Physicians struggle to make money in the current health care environment. Taking care of patients just does not pay the bills like it used to anymore—and provides a lousy business model. Employed physicians make a salary with limited bonus opportunities.  Physician-owned hospitals and health entities are strictly regulated and mostly prohibited.  So what’s an entrepreneurial-minded physician to do when approached with a sure-fire way to make money?  Find a health care lawyer to help you determine if the offer is legitimate.  Payments to physicians made in the context of health care services, no matter what they are called, can in fact be “kickbacks” that violate state and federal laws.

Here is the latest case in Dallas:

The compounding scheme (operating under the name of the “Freedom from Pain Foundation”) involved physicians who were paid through federal funding such as Tricare between $30 and $60 per prescription written for compounded pain/scar/vitamin cream. The criminal indictment focuses on the company’s officers and the compounding pharmacies and physicians involved were not named (or at least not yet).  But getting involved in these types of schemes may expose physicians to criminal and civil penalties, as well as problems with licensing boards.  The big red flags here: compounding is a new and lucrative field with little regulatory oversight, the indicted officers of the company had no real health care experience or credentials, and the prescribing physicians had no doctor-patient relationship with the patients receiving the prescriptions.
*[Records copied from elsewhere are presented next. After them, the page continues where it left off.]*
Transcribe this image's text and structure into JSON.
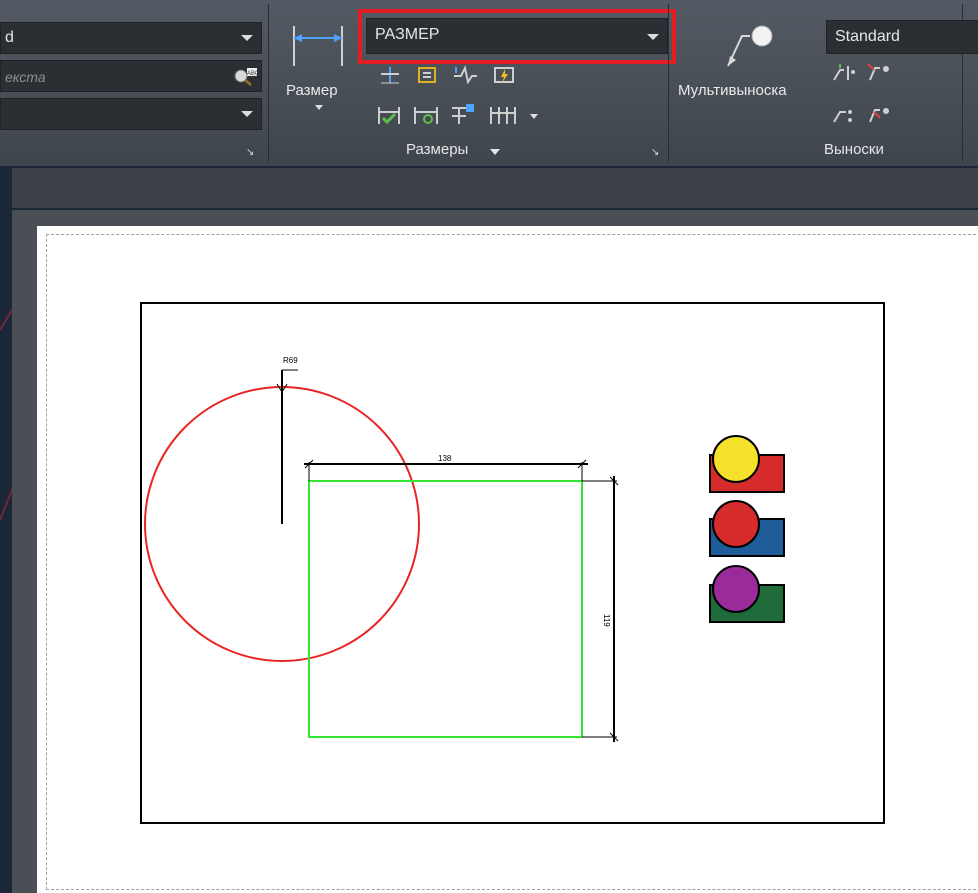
{
  "ribbon": {
    "annotation_panel": {
      "style_combo_value": "d",
      "find_text_placeholder": "екста",
      "layer_combo_value": "",
      "icon": "find-text-abc-icon"
    },
    "dimensions_panel": {
      "dim_button_label": "Размер",
      "dim_style_combo_value": "РАЗМЕР",
      "panel_title": "Размеры",
      "icons": [
        "linear-dimension-icon",
        "quick-dim-icon",
        "dim-text-icon",
        "jog-line-icon",
        "update-dim-icon",
        "baseline-icon",
        "inspect-icon",
        "space-icon",
        "break-icon",
        "continue-icon"
      ]
    },
    "leaders_panel": {
      "multileader_button_label": "Мультивыноска",
      "leader_style_combo_value": "Standard",
      "panel_title": "Выноски",
      "icons": [
        "add-leader-icon",
        "remove-leader-icon",
        "align-leader-icon",
        "collect-leader-icon"
      ]
    }
  },
  "highlight_color": "#e51c24",
  "drawing": {
    "radius_label": "R69",
    "width_label": "138",
    "height_label": "119",
    "circle_color": "#e82525",
    "rect_color": "#33e633",
    "legend": [
      {
        "circle": "#f5e22a",
        "box": "#d62b2b"
      },
      {
        "circle": "#d62b2b",
        "box": "#1e5c9a"
      },
      {
        "circle": "#9b2a9b",
        "box": "#1f6b3a"
      }
    ]
  }
}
This is a lesson you already know as a physician:  before you do or invest in anything that sounds too good to be true, consult a trusted health care attorney to make sure that it isn’t.  These guys should sure have.